▶ _BRIEF_: Pick every line out of the entries below that holds the string "JSON", and report them.

━━━━━ DATA TO PROCESS

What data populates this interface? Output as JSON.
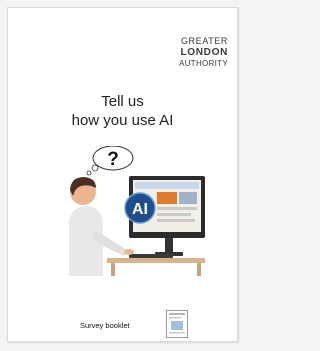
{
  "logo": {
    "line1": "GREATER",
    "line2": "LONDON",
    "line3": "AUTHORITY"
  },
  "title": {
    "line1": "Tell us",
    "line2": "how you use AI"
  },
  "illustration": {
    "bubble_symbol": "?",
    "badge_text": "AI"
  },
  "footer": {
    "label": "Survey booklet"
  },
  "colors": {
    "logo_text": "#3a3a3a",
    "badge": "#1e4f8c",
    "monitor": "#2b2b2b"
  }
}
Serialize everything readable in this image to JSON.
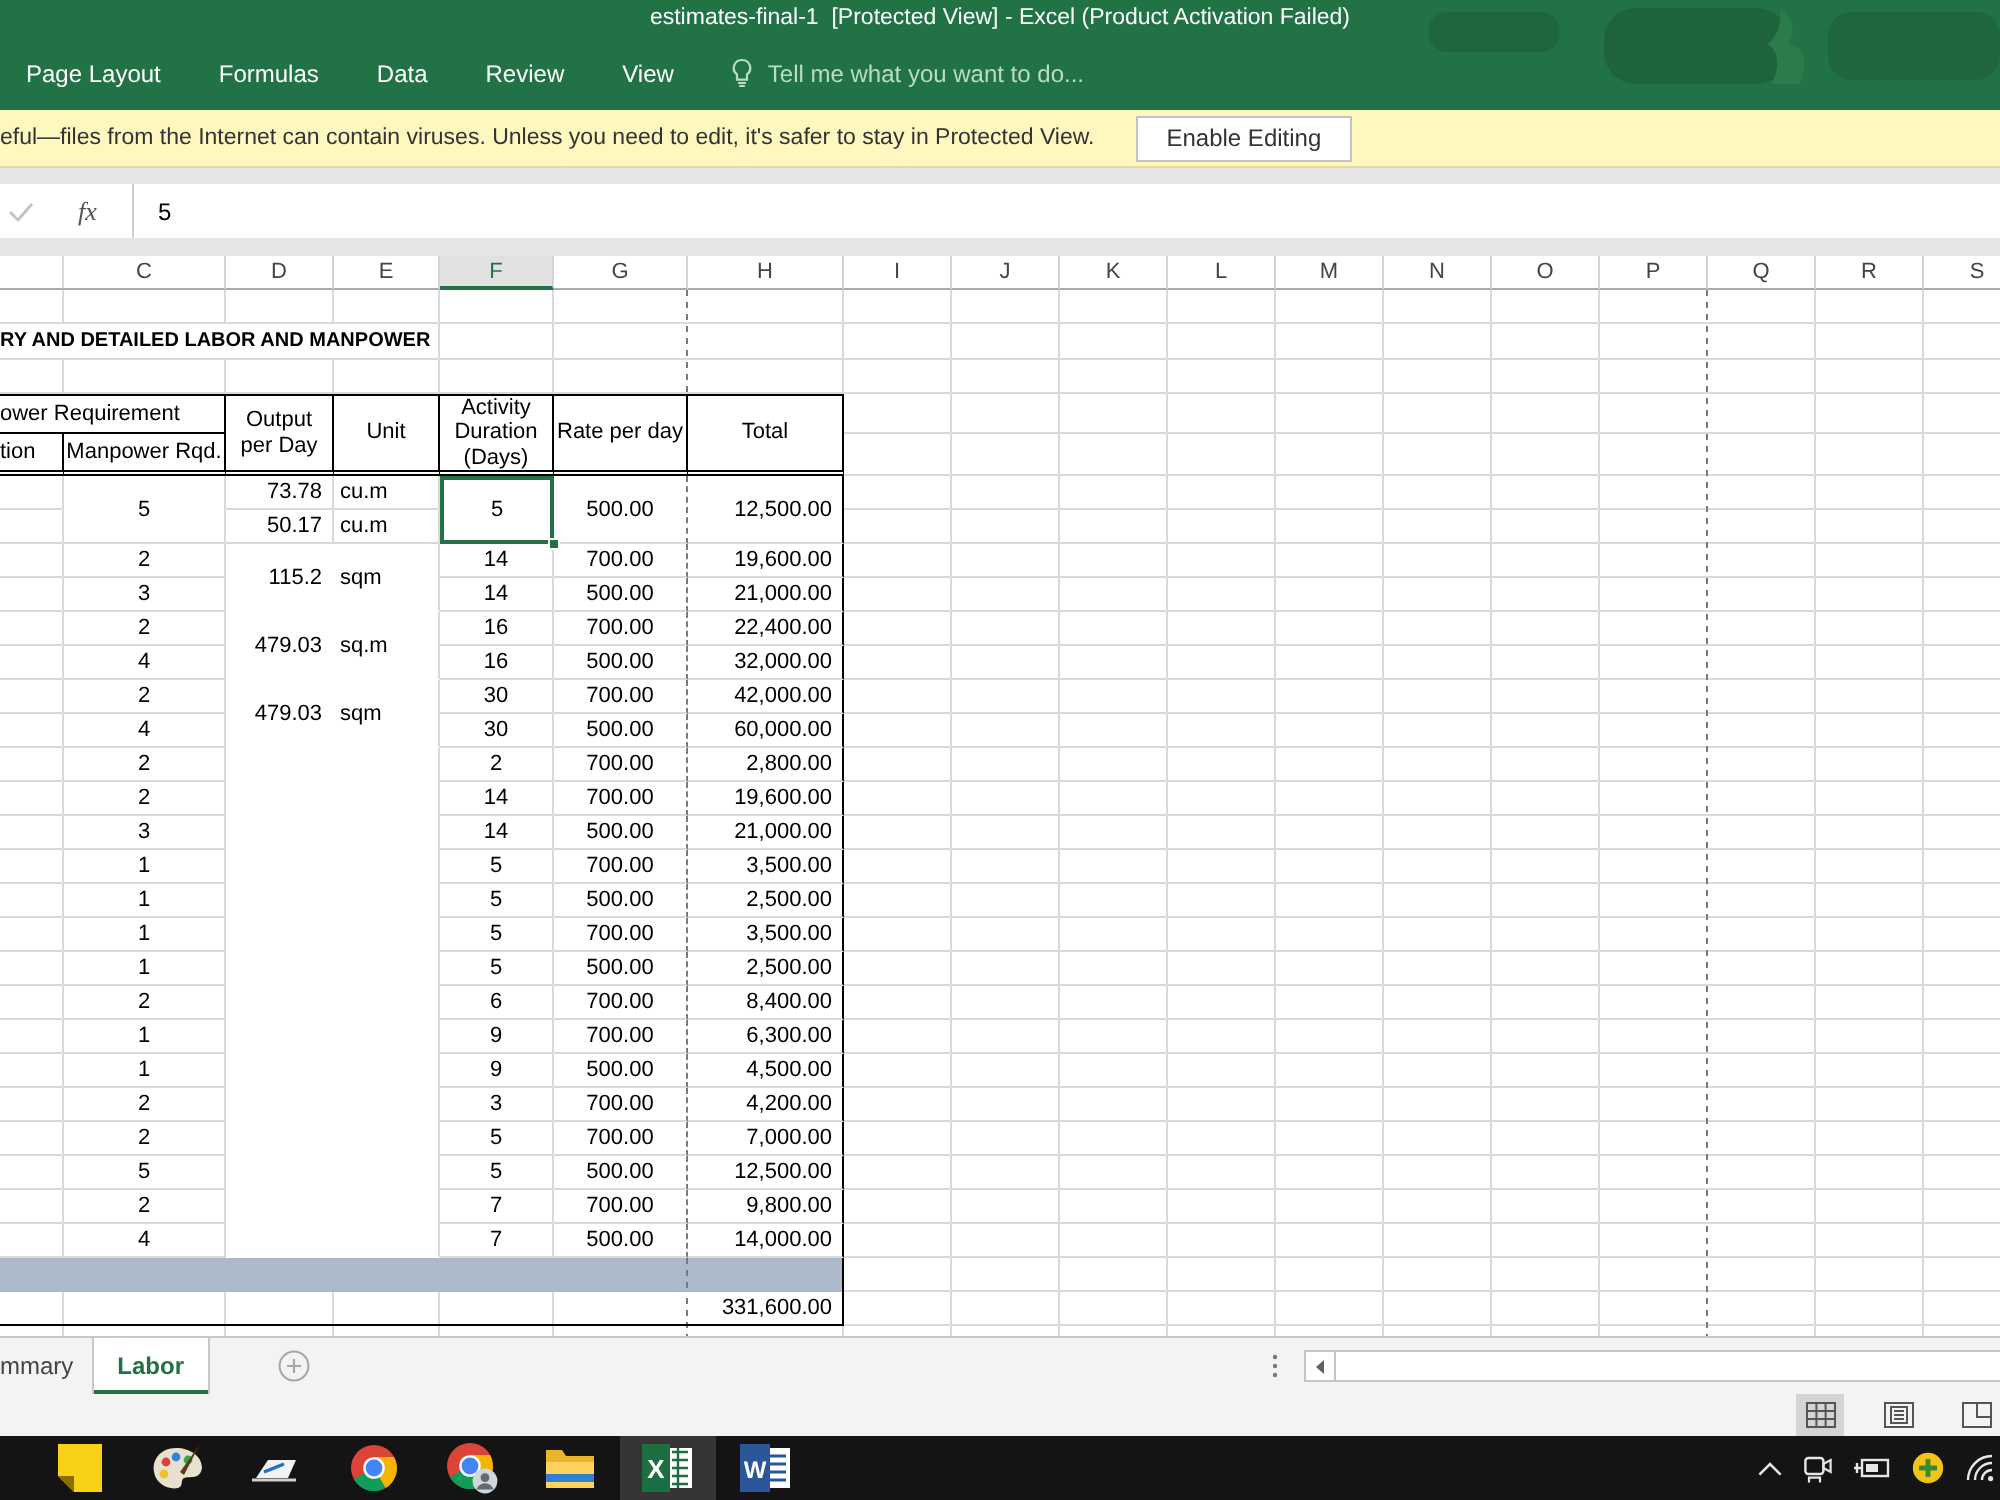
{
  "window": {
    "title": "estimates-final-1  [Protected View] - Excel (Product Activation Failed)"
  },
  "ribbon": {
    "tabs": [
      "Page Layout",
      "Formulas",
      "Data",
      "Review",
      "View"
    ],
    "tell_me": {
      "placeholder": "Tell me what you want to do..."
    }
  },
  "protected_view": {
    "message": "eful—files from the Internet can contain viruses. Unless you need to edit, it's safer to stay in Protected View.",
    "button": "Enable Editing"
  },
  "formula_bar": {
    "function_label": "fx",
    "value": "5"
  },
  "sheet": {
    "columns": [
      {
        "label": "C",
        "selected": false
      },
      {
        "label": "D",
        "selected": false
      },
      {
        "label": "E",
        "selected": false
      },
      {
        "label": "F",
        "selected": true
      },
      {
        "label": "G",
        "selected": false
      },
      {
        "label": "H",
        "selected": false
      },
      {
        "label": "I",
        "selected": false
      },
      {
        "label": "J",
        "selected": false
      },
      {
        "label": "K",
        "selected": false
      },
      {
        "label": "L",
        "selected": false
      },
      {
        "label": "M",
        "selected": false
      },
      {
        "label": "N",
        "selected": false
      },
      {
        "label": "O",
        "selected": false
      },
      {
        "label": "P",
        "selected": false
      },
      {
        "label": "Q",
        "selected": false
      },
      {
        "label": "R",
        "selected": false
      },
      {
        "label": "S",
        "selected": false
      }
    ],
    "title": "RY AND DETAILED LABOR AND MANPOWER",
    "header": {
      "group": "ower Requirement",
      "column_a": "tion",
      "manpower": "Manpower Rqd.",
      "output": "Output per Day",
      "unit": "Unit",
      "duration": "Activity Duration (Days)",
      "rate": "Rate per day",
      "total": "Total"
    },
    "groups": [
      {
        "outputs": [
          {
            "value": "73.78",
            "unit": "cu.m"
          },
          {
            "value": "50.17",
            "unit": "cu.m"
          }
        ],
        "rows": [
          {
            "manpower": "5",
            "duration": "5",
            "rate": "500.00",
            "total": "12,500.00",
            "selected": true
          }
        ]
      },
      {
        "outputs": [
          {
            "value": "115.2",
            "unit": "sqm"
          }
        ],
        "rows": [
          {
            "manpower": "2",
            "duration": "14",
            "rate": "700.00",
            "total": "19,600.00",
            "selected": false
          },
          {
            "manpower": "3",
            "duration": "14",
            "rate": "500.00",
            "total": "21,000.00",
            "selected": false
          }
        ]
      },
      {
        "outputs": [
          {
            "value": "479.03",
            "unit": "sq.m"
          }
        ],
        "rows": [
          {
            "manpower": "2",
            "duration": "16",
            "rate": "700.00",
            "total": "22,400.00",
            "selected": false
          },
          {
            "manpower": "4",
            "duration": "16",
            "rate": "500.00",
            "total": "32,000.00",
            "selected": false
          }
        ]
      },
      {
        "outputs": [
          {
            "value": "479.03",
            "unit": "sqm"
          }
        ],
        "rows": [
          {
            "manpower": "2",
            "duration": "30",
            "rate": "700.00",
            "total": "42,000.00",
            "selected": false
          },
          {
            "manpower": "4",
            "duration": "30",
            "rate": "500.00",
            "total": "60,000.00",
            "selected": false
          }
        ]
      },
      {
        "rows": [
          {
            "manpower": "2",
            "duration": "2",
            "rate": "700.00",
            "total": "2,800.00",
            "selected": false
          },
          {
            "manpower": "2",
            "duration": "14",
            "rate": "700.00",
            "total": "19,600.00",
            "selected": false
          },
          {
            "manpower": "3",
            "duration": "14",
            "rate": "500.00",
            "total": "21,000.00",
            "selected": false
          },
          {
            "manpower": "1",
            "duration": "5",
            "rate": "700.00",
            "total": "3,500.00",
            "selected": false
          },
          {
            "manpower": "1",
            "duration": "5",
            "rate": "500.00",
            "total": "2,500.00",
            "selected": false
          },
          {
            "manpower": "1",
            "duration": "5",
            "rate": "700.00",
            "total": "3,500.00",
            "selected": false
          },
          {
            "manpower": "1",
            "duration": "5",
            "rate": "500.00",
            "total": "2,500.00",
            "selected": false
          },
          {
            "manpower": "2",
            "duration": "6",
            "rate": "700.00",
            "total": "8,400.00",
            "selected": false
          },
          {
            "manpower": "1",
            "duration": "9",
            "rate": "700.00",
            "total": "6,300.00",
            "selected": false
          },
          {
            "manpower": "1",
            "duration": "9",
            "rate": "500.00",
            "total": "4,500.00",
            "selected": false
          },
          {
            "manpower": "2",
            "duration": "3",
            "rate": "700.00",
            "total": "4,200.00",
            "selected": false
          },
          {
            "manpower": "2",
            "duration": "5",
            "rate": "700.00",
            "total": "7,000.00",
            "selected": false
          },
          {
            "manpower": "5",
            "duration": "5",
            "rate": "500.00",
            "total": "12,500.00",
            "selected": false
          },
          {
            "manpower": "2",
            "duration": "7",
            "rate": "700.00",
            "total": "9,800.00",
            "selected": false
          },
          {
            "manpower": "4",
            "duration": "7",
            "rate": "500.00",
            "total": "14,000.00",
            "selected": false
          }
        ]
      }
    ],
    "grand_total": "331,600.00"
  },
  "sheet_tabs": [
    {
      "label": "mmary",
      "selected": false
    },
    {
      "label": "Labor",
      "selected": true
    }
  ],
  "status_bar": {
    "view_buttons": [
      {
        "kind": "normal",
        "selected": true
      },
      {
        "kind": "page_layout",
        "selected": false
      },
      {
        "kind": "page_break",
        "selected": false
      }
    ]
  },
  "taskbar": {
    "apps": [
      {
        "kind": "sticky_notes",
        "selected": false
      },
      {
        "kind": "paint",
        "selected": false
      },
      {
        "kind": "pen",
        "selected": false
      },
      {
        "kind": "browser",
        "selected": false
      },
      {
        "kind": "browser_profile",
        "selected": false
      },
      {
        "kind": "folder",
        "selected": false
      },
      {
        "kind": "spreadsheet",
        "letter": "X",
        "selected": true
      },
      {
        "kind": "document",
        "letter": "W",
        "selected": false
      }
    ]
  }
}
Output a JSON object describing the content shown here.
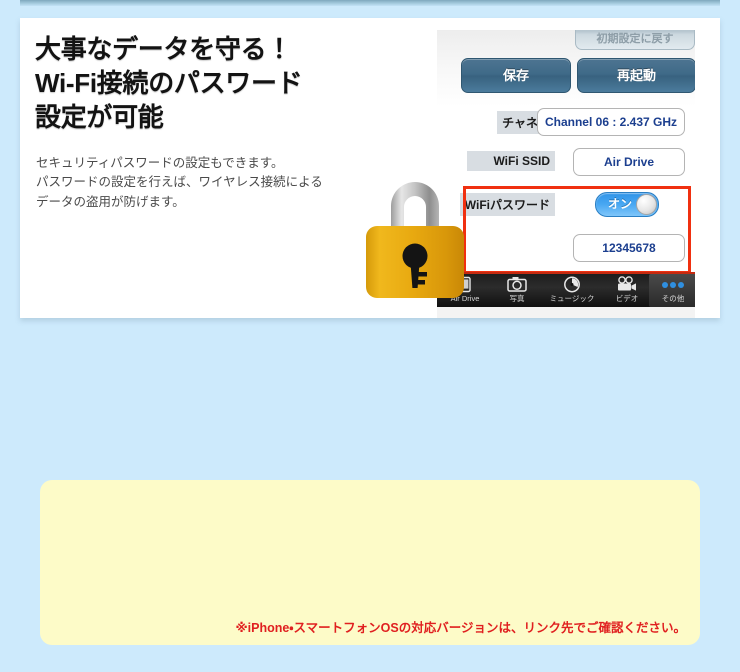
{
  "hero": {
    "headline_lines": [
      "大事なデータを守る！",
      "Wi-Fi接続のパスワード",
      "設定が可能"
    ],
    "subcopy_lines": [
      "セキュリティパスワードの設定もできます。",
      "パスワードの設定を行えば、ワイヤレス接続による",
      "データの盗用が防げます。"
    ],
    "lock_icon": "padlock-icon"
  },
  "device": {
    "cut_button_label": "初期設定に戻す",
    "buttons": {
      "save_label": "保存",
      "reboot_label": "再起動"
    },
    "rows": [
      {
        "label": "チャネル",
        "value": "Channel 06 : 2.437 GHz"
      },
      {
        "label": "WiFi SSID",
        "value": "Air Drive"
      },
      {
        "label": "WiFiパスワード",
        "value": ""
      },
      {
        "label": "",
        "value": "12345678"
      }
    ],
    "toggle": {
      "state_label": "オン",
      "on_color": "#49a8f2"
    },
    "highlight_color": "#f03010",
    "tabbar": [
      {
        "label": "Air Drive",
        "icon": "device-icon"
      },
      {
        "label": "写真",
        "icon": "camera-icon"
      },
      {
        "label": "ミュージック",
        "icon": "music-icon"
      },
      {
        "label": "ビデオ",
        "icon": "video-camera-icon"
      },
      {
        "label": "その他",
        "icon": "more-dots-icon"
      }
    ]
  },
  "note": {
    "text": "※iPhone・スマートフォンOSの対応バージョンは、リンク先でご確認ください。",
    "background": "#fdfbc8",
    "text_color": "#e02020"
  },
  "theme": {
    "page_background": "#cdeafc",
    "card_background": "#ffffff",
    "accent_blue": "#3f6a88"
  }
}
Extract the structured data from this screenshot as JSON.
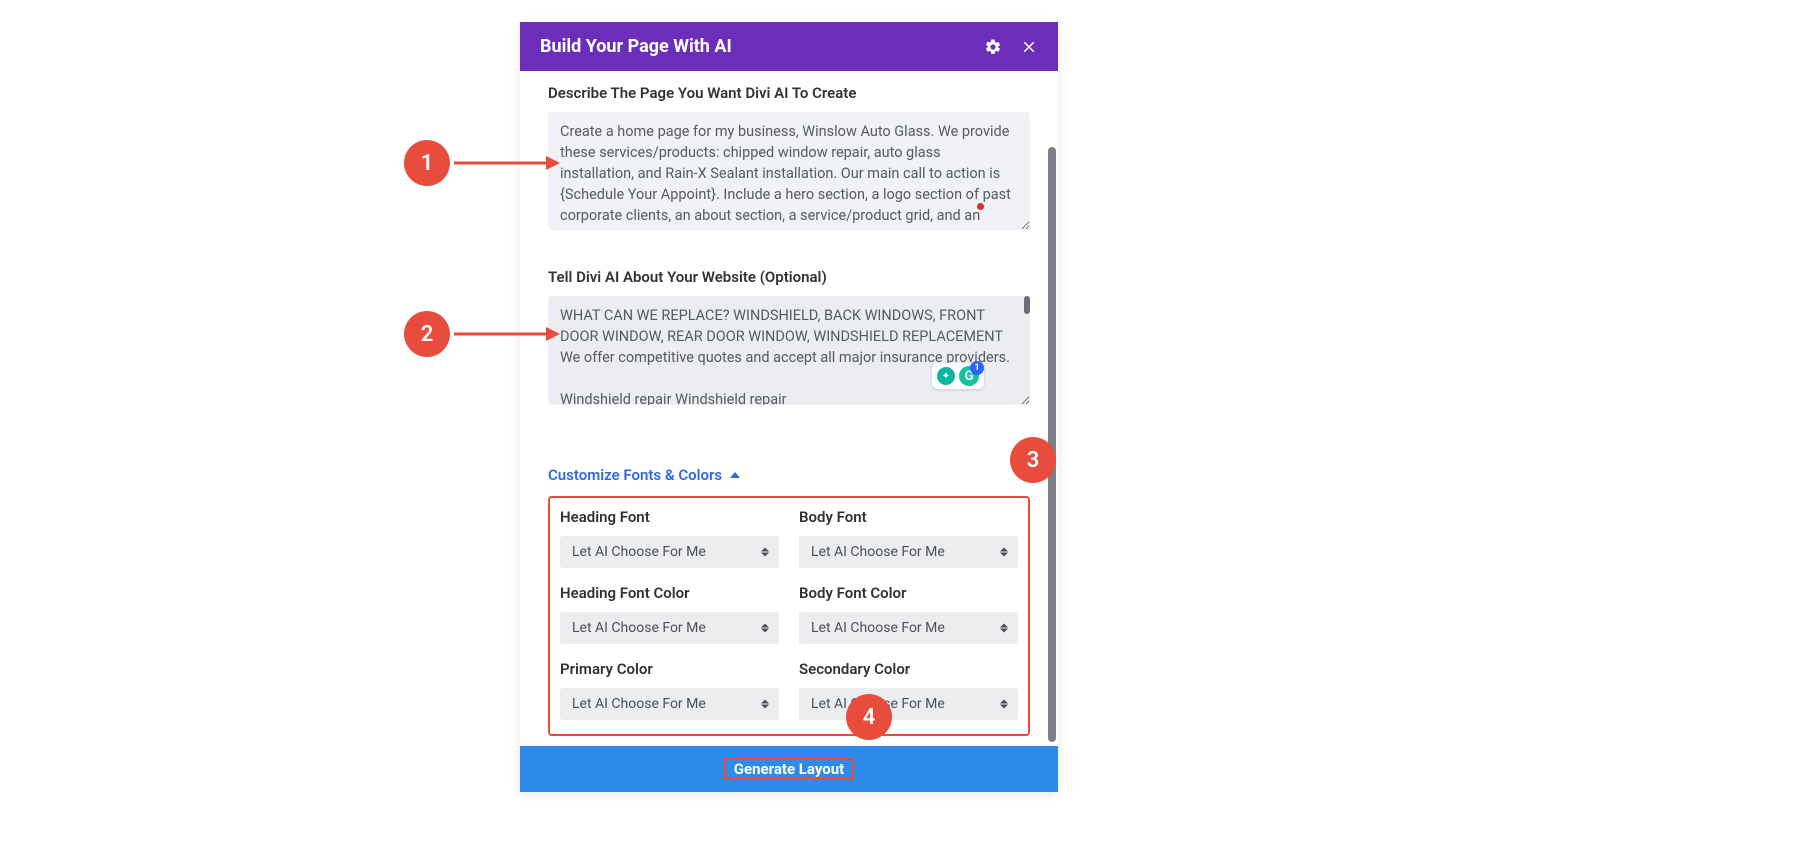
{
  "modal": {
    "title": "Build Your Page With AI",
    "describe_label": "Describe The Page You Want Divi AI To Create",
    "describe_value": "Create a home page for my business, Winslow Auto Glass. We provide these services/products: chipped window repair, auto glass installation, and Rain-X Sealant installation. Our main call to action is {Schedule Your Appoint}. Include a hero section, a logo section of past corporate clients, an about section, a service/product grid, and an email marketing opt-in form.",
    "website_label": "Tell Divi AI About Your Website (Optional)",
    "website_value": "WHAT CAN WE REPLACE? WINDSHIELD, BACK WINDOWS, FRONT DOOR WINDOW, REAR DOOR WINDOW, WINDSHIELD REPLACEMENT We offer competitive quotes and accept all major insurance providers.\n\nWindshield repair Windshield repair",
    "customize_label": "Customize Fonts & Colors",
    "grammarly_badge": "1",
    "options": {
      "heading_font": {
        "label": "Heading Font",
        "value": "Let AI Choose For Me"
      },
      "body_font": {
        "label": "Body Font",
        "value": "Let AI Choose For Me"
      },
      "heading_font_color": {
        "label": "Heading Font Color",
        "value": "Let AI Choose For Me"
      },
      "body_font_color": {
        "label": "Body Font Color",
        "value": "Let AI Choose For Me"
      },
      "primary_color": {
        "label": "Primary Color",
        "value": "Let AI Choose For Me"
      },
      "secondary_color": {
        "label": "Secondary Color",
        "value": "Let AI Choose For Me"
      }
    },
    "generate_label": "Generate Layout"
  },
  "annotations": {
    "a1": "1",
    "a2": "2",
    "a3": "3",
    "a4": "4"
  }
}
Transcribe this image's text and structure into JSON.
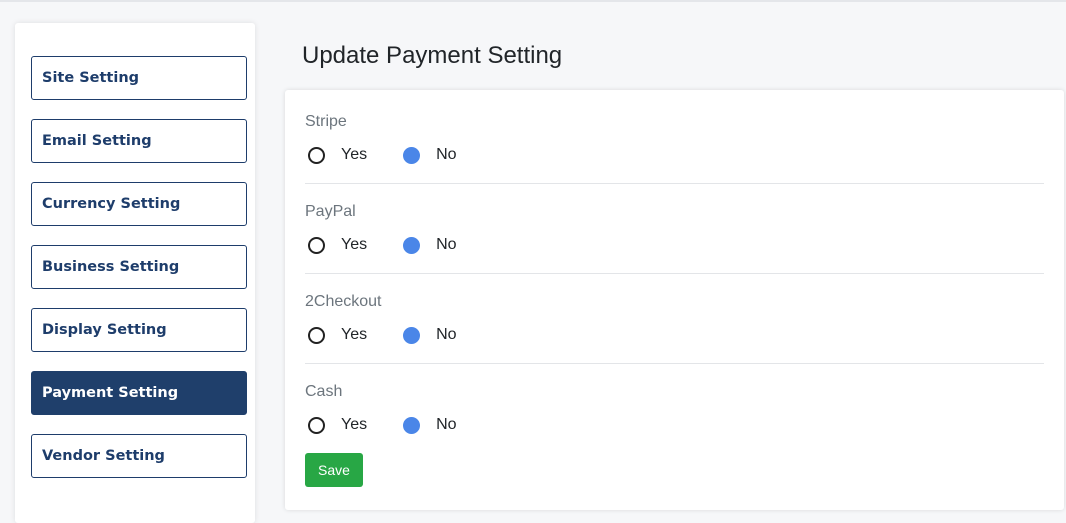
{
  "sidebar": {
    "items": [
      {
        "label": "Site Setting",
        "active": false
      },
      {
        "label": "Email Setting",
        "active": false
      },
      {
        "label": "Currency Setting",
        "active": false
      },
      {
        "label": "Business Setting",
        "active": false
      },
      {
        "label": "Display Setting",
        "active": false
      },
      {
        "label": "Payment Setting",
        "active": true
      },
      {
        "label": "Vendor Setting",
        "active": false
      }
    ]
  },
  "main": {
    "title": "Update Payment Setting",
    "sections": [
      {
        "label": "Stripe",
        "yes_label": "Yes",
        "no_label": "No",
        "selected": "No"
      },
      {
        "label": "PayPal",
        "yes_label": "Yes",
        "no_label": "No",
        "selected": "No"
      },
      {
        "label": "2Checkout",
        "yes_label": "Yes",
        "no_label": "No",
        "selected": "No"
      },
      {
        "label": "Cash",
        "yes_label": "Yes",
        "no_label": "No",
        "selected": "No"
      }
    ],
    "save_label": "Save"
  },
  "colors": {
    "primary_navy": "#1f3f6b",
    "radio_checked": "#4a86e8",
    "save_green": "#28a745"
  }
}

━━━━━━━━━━

▶ _ANSWER FOR THIS EXERCISE_:
What data populates this interface? Output as JSON.
Serialize everything readable in this image to JSON.
Output a JSON object describing the content shown here.
Extract the structured data from this screenshot as JSON.
Transcribe this image's text and structure into JSON.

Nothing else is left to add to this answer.